DoorDash, Grubhub and Uber Eats are suing the city of New York over a bill that would make crisis conveyance expense covers super durable.
The claim follows a comparative legitimate activity from DoorDash and Grubhub against San Francisco
The claim, recorded in government court in the Southern District of New York, affirms value controls needed under the new law “will hurt Plaintiffs, yet in addition the rejuvenation of the extremely nearby cafés that the City professes to serve.” The organizations guarantee the law is illegal on the grounds that “it meddles with unreservedly arranged agreements among stages and eateries by changing and directing the monetary terms on which a unique industry works.”
The organizations asserted that the choice of a 15% expense cap for conveyance administrations and 5p for non-conveyance administrations is discretionary. They said cafés have a lot of alternatives accessible for how to direct their organizations without utilizing the applications and are not compelled to utilizing their administrations in the event that they feel costs are excessively high.
The offended parties additionally said they “contend enthusiastically” with one another, however with web based publicizing organizations like Google and Yelp, which are not dependent upon the 5% non-conveyance expense cap.

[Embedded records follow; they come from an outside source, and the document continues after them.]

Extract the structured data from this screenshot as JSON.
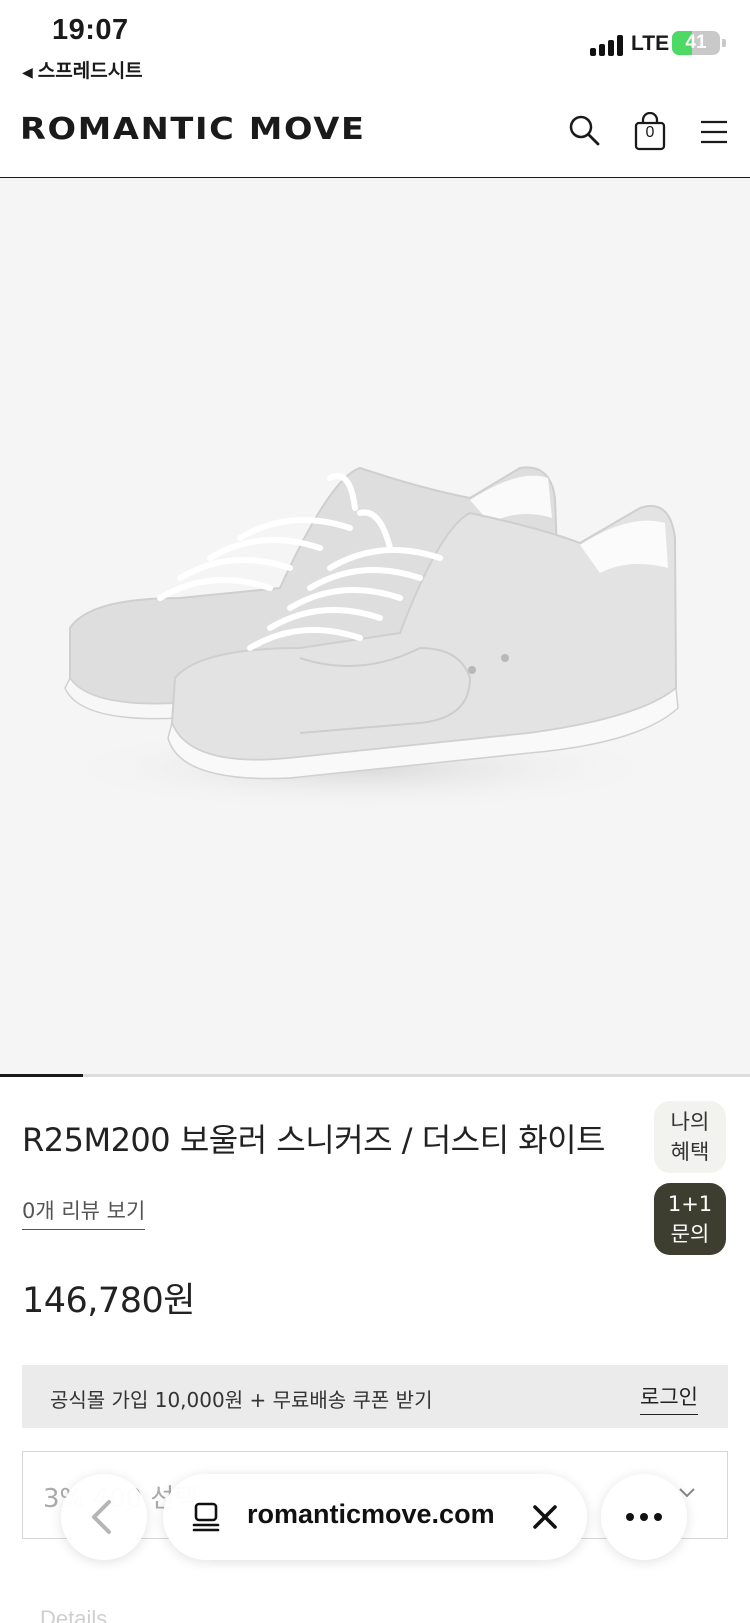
{
  "status_bar": {
    "time": "19:07",
    "back_app": "스프레드시트",
    "network": "LTE",
    "battery_level": "41",
    "battery_fraction": 0.41
  },
  "header": {
    "logo": "ROMANTIC MOVE",
    "cart_count": "0",
    "icons": [
      "search-icon",
      "shopping-bag-icon",
      "menu-icon"
    ]
  },
  "gallery": {
    "image_alt": "white suede sneakers",
    "progress_fraction": 0.11
  },
  "product": {
    "title": "R25M200 보울러 스니커즈 / 더스티 화이트",
    "review_link": "0개 리뷰 보기",
    "price": "146,780원"
  },
  "floating": {
    "benefit_line1": "나의",
    "benefit_line2": "혜택",
    "inquiry_line1": "1+1",
    "inquiry_line2": "문의"
  },
  "coupon": {
    "text": "공식몰 가입 10,000원 + 무료배송 쿠폰 받기",
    "login": "로그인"
  },
  "option_select": {
    "text": "3% 400 선택"
  },
  "faded_text": "Details",
  "browser": {
    "url": "romanticmove.com",
    "icons": [
      "back-icon",
      "tabs-icon",
      "close-icon",
      "more-icon"
    ]
  },
  "colors": {
    "accent_dark": "#3e3e30",
    "battery_green": "#4cd964",
    "image_bg": "#f5f5f5"
  }
}
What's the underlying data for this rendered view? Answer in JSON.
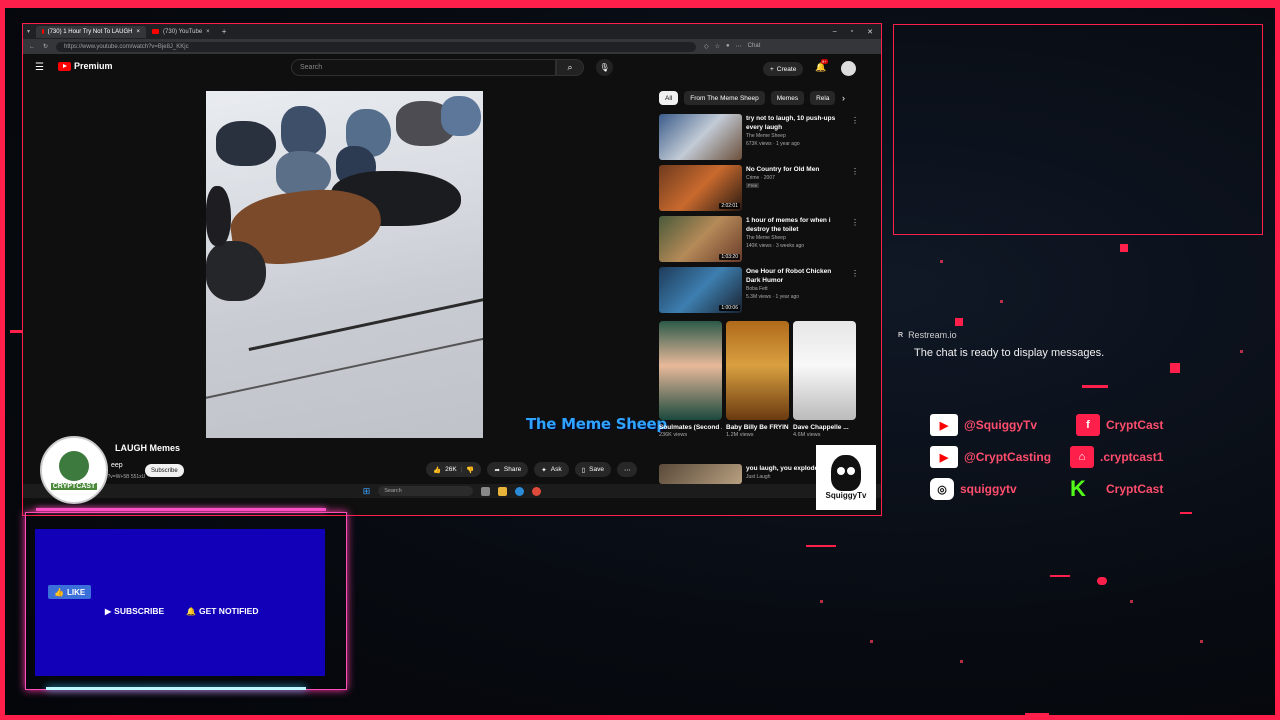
{
  "browser": {
    "tabs": [
      {
        "label": "(730) 1 Hour Try Not To LAUGH"
      },
      {
        "label": "(730) YouTube"
      }
    ],
    "url": "https://www.youtube.com/watch?v=Bje8J_KKjc",
    "chat_button": "Chat"
  },
  "youtube": {
    "brand": "Premium",
    "search_placeholder": "Search",
    "create_label": "Create",
    "notif_count": "9+",
    "video_title": "LAUGH Memes",
    "channel": "eep",
    "subs_text": "v?v=W+5B 551xU",
    "subscribe_label": "Subscribe",
    "likes": "26K",
    "actions": [
      "Share",
      "Ask",
      "Save"
    ],
    "watermark": "The Meme Sheep",
    "chips": [
      "All",
      "From The Meme Sheep",
      "Memes",
      "Rela"
    ],
    "recs": [
      {
        "title": "try not to laugh, 10 push-ups every laugh",
        "channel": "The Meme Sheep",
        "meta": "673K views · 1 year ago",
        "duration": ""
      },
      {
        "title": "No Country for Old Men",
        "channel": "Crime · 2007",
        "meta": "Free",
        "duration": "2:02:01"
      },
      {
        "title": "1 hour of memes for when i destroy the toilet",
        "channel": "The Meme Sheep",
        "meta": "140K views · 3 weeks ago",
        "duration": "1:03:20"
      },
      {
        "title": "One Hour of Robot Chicken Dark Humor",
        "channel": "Boba Fett",
        "meta": "5.3M views · 1 year ago",
        "duration": "1:00:06"
      }
    ],
    "shorts": [
      {
        "title": "Soulmates (Second ...",
        "views": "236K views"
      },
      {
        "title": "Baby Billy Be FRYIN' ME...",
        "views": "1.2M views"
      },
      {
        "title": "Dave Chappelle ...",
        "views": "4.6M views"
      }
    ],
    "last_rec_title": "you laugh, you explode",
    "last_rec_channel": "Just Laugh",
    "taskbar_search": "Search"
  },
  "overlay": {
    "left_logo": "CRYPTCAST",
    "right_logo": "SquiggyTv",
    "chat_source": "Restream.io",
    "chat_message": "The chat is ready to display messages.",
    "socials": [
      {
        "icon": "youtube-icon",
        "handle": "@SquiggyTv"
      },
      {
        "icon": "facebook-icon",
        "handle": "CryptCast"
      },
      {
        "icon": "youtube-icon",
        "handle": "@CryptCasting"
      },
      {
        "icon": "twitch-icon",
        "handle": ".cryptcast1"
      },
      {
        "icon": "instagram-icon",
        "handle": "squiggytv"
      },
      {
        "icon": "kick-icon",
        "handle": "CryptCast"
      }
    ],
    "like_label": "LIKE",
    "subscribe_label": "SUBSCRIBE",
    "notify_label": "GET NOTIFIED"
  },
  "colors": {
    "accent": "#ff1f4b",
    "youtube_red": "#ff0000",
    "panel_blue": "#1200b8",
    "watermark_blue": "#2fa4ff"
  }
}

Food conveyance expense covers spread across urban areas like New York during the beginning phases of the Covid pandemic, when cafés were among the hardest-hit by government-ordered terminations. They depended vigorously on conveyance to keep up with some income.
The New York City Council casted a ballot in late August to broaden those expense covers endlessly, keeping the stages from charging what the bill’s patrons saw as unreasonably high expenses to eateries.
The conveyance stages are looking for a directive that would keep the law from being upheld. They need the court pronounce the bill to be illegal and are likewise looking for harms from the city.
The claim follows a comparative lawful activity from DoorDash and Grubhub against San Francisco, which likewise presented an extremely durable 15% conveyance charge cap.
“You can’t expect any better out of these voracious, distant and deceitful very rich person organizations,” NYC Council Member Francisco Moya, who presented the charge cap enactment, said in an assertion through a representative. “These organizations took advantage of mother and-pop shops well before the pandemic and need to keep on taking advantage of the most defenseless during and post COVID. From the beginning they had the chance to make the wisest decision and remain by entrepreneurs as we do, they actually can. We need to remain by entrepreneurs so these maltreatments don’t occur once more.”
The Mayor’s office didn’t quickly react to a solicitation for input.